Supporters of former New York City Mayor Mike Bloomberg are escalating their attacks on Bernie Sanders over his record on gun control ahead of Tuesday night’s high-stakes Democratic debate in South Carolina.

Five Bloomberg backers, all of them current or former black officials, homed in on Sanders’ record on guns and criminal justice as particular areas of concern.

As the Vermont senator becomes the front-runner in the Democratic presidential primary, the Bloomberg backers say, more scrutiny should be paid to his past votes against the landmark gun control law known as the Brady Bill and his opposition to legislation that would allow gun manufacturers to be sued.

“Too often, Bernie Sanders has been on the wrong side of history, missing in action or unable to make progress on virtually every issue for black voters,” New York Rep. Gregory Meeks told reporters.

Sanders has since changed his position on liability suits against gunmakers, which Meeks suggested put him in the same spot as Bloomberg — who has apologized for his administration’s use of the controversial “stop and frisk” policing strategy.


11:45 a.m.

Democratic presidential candidate Joe Biden is meeting privately with leading black newspaper publishers as he tries to shore up African American support ahead of the South Carolina primary on Saturday.

Biden is meeting Tuesday with about a half dozen leaders of of the National Newspaper Publishers Association.
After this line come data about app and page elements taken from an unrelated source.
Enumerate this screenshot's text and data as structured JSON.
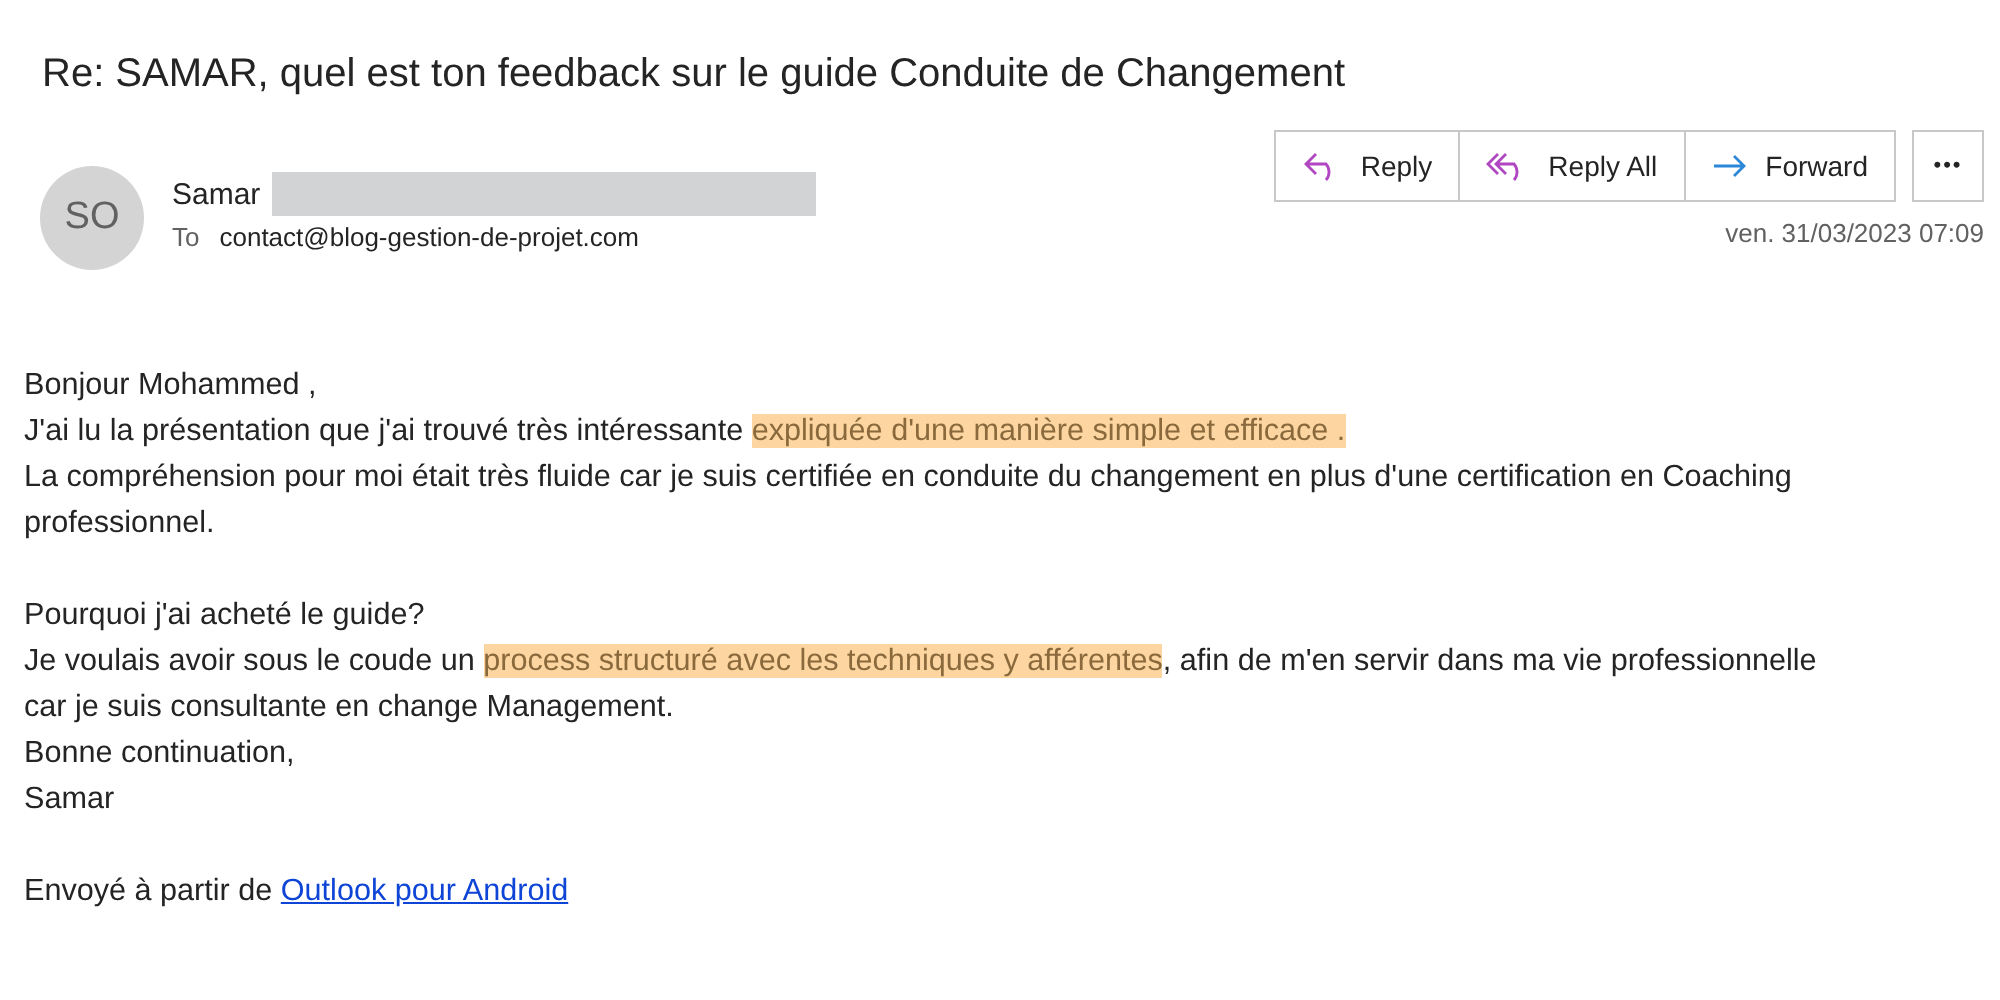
{
  "subject": "Re: SAMAR, quel est ton feedback sur le guide Conduite de Changement",
  "sender": {
    "initials": "SO",
    "name": "Samar",
    "to_label": "To",
    "to": "contact@blog-gestion-de-projet.com",
    "date": "ven. 31/03/2023 07:09"
  },
  "actions": [
    {
      "kind": "reply",
      "label": "Reply"
    },
    {
      "kind": "reply_all",
      "label": "Reply All"
    },
    {
      "kind": "forward",
      "label": "Forward"
    },
    {
      "kind": "more",
      "label": "•••"
    }
  ],
  "body": [
    [
      [
        {
          "text": "Bonjour Mohammed ,",
          "highlighted": false
        }
      ],
      [
        {
          "text": "J'ai lu la présentation que j'ai trouvé très intéressante ",
          "highlighted": false
        },
        {
          "text": "expliquée d'une manière simple et efficace .",
          "highlighted": true
        }
      ],
      [
        {
          "text": "La compréhension pour moi était très fluide car je suis certifiée en conduite du changement en plus d'une certification en Coaching",
          "highlighted": false
        }
      ],
      [
        {
          "text": "professionnel.",
          "highlighted": false
        }
      ]
    ],
    [
      [
        {
          "text": "Pourquoi j'ai acheté le guide?",
          "highlighted": false
        }
      ],
      [
        {
          "text": "Je voulais avoir sous le coude un ",
          "highlighted": false
        },
        {
          "text": "process structuré avec les techniques y afférentes",
          "highlighted": true
        },
        {
          "text": ", afin de m'en servir dans ma vie professionnelle",
          "highlighted": false
        }
      ],
      [
        {
          "text": "car je suis consultante en change Management.",
          "highlighted": false
        }
      ],
      [
        {
          "text": "Bonne continuation,",
          "highlighted": false
        }
      ],
      [
        {
          "text": "Samar",
          "highlighted": false
        }
      ]
    ]
  ],
  "signature": {
    "prefix": "Envoyé à partir de ",
    "link": "Outlook pour Android"
  }
}
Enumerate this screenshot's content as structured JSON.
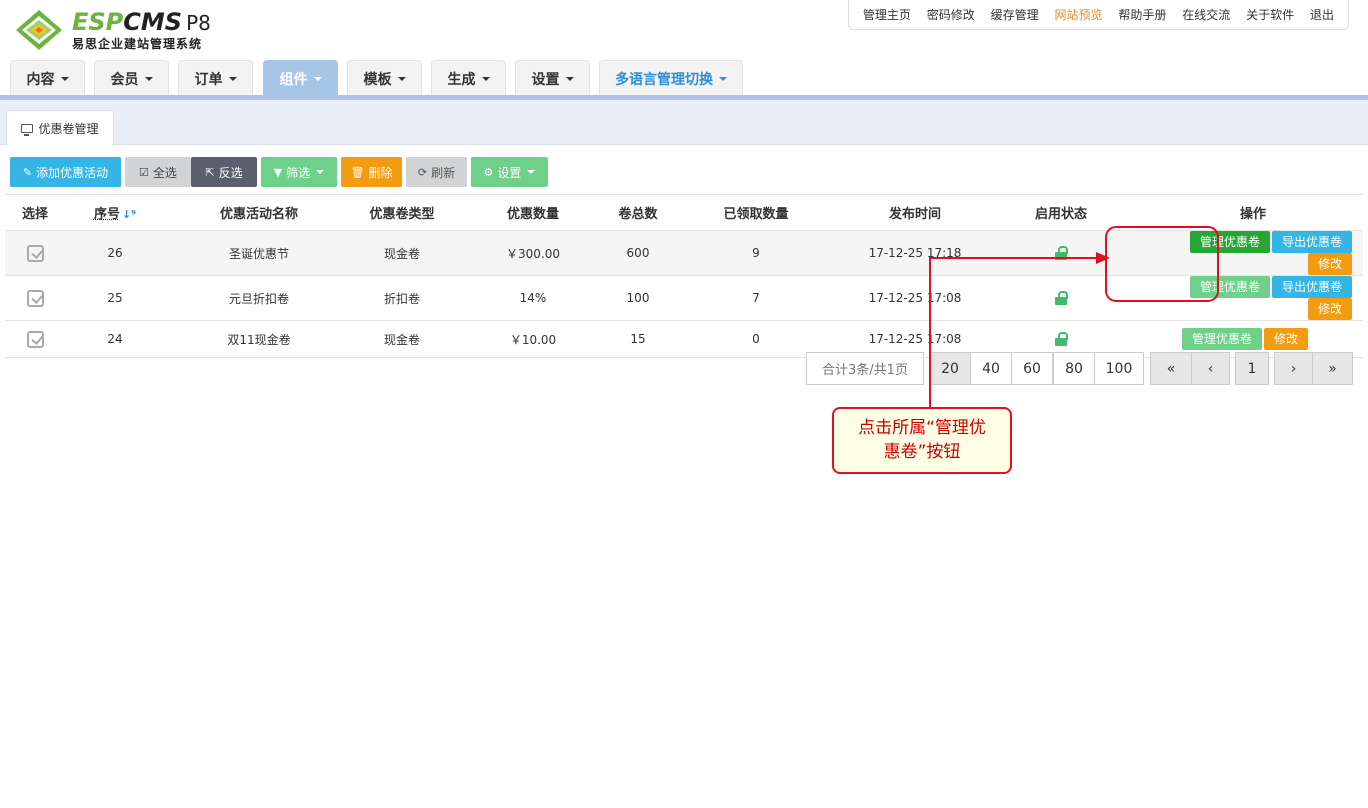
{
  "brand": {
    "name_part1": "ESP",
    "name_part2": "CMS",
    "version": "P8",
    "subtitle": "易思企业建站管理系统"
  },
  "topnav": [
    "管理主页",
    "密码修改",
    "缓存管理",
    "网站预览",
    "帮助手册",
    "在线交流",
    "关于软件",
    "退出"
  ],
  "mainnav": [
    "内容",
    "会员",
    "订单",
    "组件",
    "模板",
    "生成",
    "设置",
    "多语言管理切换"
  ],
  "subtab": "优惠卷管理",
  "toolbar": {
    "add": "添加优惠活动",
    "select_all": "全选",
    "invert": "反选",
    "filter": "筛选",
    "delete": "删除",
    "refresh": "刷新",
    "settings": "设置"
  },
  "table": {
    "headers": [
      "选择",
      "序号",
      "优惠活动名称",
      "优惠卷类型",
      "优惠数量",
      "卷总数",
      "已领取数量",
      "发布时间",
      "启用状态",
      "操作"
    ],
    "rows": [
      {
        "id": "26",
        "name": "圣诞优惠节",
        "type": "现金卷",
        "amount": "￥300.00",
        "total": "600",
        "received": "9",
        "time": "17-12-25 17:18"
      },
      {
        "id": "25",
        "name": "元旦折扣卷",
        "type": "折扣卷",
        "amount": "14%",
        "total": "100",
        "received": "7",
        "time": "17-12-25 17:08"
      },
      {
        "id": "24",
        "name": "双11现金卷",
        "type": "现金卷",
        "amount": "￥10.00",
        "total": "15",
        "received": "0",
        "time": "17-12-25 17:08"
      }
    ],
    "ops": {
      "manage": "管理优惠卷",
      "export": "导出优惠卷",
      "edit": "修改"
    }
  },
  "pager": {
    "info": "合计3条/共1页",
    "sizes": [
      "20",
      "40",
      "60",
      "80",
      "100"
    ],
    "current": "1"
  },
  "annotation": {
    "line1": "点击所属“管理优",
    "line2": "惠卷”按钮"
  },
  "colors": {
    "accent_blue": "#34b5e6",
    "green": "#27a635",
    "orange": "#f39c12",
    "annotation_red": "#e01020",
    "nav_active": "#a6c6e7"
  }
}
The organization includes about 200 black-owned newspapers around the country, with a combined audience the group estimates at 20 million.

The former vice president is depending heavily on black voters as he looks for his first win of the primary season and attempts to blunt Bernie Sanders’ momentum after leading voting in Iowa, New Hampshire and Nevada.

Biden was expected in the meeting to discuss the affordable housing plan he announced Monday. He also may bring up his proposals for health care, which he has been emphasizing this week with heavily black audiences.

His proposals include a public option government insurance plan that would cover Americans who would have been covered by Medicaid expansion under the 2010 health care law but who live in states whose Republican governors refused to expand Medicaid.

South Carolina is among those states, as are several states that vote March 3 on Super Tuesday.


12:50 a.m.

The State newspaper in Columbia, South Carolina, is endorsing Democrat Pete Buttigieg for president.

The editors of the paper write in an editorial posted late Monday that the former mayor of South Bend, Indiana, is “the energetic, disciplined candidate who can offer voters a powerful yet pragmatic vision.”

The piece notes Democrats’ past success with younger outsiders such as Jimmy Carter, Bill Clinton and Barack Obama. At 38, Buttigieg is younger than any of them.

Buttigieg has struggled to attract support from African Americans, but the editors credit him for accepting “responsibility to build trust with African American voters” and say he has “made important strides by releasing ambitious proposals.”

The piece asks, “Is his outreach genuine, and is it being undertaken in good faith?” And it answers, “We believe that it is.”


The Buttigieg endorsement story at 12:50 a.m. has been corrected to delete reference to The State being the largest newspaper in South Carolina. The Post and Courier of Charleston has a larger total circulation.

From left, Democratic presidential candidates, Sen. Bernie Sanders, I-Vt., former Vice President Joe Biden, Sen. Amy Klobuchar, D-Minn., and businessman Tom Steyer participate in a Democratic presidential primary debate at the Gaillard Center, Tuesday, Feb. 25, 2020, in Charleston, S.C., co-hosted by CBS News and the Congressional Black Caucus Institute. (AP Photo/Patrick Semansky)